Top of Provided material

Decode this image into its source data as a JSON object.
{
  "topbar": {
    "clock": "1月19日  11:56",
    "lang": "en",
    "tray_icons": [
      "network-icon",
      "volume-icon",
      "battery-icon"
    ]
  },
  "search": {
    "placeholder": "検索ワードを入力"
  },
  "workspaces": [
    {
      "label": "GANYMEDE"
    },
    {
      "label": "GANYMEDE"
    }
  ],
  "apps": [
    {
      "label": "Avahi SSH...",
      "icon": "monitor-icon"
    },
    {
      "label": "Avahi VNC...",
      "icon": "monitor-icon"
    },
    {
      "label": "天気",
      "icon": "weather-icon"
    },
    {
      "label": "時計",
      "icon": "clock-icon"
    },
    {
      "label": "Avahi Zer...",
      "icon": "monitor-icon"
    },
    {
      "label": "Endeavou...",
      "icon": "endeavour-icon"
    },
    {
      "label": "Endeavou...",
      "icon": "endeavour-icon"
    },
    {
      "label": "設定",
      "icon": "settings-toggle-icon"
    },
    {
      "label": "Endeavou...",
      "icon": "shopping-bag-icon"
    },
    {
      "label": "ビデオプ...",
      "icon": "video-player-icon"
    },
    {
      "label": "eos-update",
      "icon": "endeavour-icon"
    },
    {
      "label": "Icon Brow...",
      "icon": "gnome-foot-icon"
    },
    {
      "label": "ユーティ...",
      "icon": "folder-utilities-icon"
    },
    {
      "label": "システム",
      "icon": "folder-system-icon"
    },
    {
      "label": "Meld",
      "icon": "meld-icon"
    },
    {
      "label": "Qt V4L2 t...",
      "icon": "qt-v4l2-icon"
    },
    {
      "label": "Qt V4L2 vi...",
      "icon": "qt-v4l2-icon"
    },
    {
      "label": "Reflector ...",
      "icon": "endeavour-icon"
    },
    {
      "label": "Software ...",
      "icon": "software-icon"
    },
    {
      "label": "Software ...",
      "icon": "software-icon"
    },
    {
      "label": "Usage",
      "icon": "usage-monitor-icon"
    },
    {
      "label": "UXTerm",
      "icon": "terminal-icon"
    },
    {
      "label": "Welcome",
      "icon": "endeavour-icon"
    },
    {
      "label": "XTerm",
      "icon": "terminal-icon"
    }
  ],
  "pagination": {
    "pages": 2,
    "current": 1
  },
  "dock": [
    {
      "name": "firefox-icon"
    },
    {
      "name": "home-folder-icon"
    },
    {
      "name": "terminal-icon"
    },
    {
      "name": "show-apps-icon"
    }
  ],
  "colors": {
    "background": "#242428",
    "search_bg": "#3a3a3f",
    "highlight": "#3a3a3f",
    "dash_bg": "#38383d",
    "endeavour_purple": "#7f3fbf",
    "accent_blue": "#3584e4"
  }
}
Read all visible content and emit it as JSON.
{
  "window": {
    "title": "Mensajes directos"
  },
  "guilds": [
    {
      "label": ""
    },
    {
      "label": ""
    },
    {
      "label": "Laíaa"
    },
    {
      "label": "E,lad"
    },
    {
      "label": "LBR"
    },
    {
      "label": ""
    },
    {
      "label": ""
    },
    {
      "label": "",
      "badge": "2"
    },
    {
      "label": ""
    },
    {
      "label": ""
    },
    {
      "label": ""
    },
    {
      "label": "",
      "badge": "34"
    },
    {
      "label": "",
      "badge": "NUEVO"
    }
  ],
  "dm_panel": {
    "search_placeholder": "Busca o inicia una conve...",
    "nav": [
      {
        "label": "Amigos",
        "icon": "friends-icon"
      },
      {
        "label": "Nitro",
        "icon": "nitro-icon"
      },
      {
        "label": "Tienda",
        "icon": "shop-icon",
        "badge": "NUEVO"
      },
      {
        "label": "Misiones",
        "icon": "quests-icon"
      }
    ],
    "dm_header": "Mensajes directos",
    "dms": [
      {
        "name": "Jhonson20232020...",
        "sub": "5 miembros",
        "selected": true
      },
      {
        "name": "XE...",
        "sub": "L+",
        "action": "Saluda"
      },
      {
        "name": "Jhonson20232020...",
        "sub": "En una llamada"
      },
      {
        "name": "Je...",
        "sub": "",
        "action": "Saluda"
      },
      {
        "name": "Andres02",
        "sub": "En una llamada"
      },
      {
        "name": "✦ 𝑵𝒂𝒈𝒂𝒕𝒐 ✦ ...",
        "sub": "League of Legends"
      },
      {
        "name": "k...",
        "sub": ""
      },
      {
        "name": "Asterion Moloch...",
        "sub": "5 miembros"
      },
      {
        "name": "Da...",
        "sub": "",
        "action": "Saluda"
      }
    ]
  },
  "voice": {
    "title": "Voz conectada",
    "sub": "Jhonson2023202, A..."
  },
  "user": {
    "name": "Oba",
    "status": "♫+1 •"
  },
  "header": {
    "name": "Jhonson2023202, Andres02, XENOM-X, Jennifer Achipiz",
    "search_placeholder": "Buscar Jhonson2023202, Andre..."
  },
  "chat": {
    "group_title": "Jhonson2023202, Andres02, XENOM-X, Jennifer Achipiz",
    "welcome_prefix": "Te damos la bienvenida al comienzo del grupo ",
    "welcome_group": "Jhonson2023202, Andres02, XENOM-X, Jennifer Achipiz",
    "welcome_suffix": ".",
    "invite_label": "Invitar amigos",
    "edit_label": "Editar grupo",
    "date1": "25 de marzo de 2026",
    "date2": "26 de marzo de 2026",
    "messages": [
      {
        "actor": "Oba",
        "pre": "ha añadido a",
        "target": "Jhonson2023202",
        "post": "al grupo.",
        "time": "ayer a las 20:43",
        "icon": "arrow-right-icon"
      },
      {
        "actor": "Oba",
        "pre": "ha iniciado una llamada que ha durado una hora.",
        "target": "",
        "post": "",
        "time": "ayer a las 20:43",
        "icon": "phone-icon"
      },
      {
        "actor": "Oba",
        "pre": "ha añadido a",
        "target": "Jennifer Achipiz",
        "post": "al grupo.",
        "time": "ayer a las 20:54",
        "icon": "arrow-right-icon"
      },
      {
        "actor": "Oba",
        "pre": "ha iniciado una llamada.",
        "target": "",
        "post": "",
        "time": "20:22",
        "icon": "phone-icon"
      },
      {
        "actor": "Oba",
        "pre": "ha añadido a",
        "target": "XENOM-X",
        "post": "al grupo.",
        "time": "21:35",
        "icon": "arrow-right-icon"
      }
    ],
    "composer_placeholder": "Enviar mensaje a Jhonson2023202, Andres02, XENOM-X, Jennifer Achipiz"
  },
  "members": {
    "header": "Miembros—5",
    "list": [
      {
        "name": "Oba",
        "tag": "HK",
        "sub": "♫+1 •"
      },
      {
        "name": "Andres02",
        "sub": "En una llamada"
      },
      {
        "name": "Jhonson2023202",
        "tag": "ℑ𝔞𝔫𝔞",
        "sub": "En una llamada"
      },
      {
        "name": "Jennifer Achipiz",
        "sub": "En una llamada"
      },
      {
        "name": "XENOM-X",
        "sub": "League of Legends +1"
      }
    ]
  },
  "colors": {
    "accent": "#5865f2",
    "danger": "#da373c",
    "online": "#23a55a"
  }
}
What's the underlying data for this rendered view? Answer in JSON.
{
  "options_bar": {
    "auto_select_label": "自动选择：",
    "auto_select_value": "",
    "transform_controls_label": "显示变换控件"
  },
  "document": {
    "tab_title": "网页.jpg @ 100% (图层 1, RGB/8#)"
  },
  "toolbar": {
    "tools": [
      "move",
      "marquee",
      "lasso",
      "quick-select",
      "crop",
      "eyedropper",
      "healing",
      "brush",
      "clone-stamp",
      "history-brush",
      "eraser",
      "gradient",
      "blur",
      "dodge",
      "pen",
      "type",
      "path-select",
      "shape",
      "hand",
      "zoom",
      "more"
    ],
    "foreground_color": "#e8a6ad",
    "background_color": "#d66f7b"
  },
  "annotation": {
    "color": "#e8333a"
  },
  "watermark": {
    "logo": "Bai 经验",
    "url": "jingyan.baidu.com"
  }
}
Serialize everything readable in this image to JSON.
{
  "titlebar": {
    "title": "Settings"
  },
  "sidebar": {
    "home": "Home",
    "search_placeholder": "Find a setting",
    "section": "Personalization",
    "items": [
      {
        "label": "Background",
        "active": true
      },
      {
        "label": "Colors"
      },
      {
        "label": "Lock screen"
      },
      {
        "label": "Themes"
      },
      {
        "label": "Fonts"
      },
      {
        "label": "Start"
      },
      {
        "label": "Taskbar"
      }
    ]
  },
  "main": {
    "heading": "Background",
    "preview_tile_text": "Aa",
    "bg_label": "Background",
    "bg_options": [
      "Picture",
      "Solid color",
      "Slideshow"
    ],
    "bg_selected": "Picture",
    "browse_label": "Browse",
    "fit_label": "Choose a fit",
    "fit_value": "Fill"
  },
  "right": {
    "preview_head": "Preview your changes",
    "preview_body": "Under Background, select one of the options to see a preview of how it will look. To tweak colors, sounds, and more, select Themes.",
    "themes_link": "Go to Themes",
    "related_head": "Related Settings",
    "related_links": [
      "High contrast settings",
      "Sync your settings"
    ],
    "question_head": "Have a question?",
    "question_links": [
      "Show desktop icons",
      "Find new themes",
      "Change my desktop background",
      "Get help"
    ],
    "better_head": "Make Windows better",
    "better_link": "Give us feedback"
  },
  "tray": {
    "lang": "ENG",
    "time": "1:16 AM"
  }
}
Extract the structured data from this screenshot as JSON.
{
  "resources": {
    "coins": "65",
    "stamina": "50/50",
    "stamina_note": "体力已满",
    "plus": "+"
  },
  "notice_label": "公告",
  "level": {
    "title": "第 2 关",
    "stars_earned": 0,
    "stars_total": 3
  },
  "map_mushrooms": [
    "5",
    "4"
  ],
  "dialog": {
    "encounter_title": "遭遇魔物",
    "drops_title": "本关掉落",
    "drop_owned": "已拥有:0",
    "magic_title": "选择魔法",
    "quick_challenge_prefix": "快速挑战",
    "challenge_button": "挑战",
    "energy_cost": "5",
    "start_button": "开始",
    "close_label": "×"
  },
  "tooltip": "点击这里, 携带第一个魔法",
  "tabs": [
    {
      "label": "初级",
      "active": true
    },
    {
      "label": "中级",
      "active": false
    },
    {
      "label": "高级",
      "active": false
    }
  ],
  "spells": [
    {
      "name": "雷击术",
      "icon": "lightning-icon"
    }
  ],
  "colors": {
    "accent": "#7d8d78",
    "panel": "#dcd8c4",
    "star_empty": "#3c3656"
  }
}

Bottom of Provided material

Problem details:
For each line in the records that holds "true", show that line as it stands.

Output below:
        "selected": true
        "active": true
      "active": true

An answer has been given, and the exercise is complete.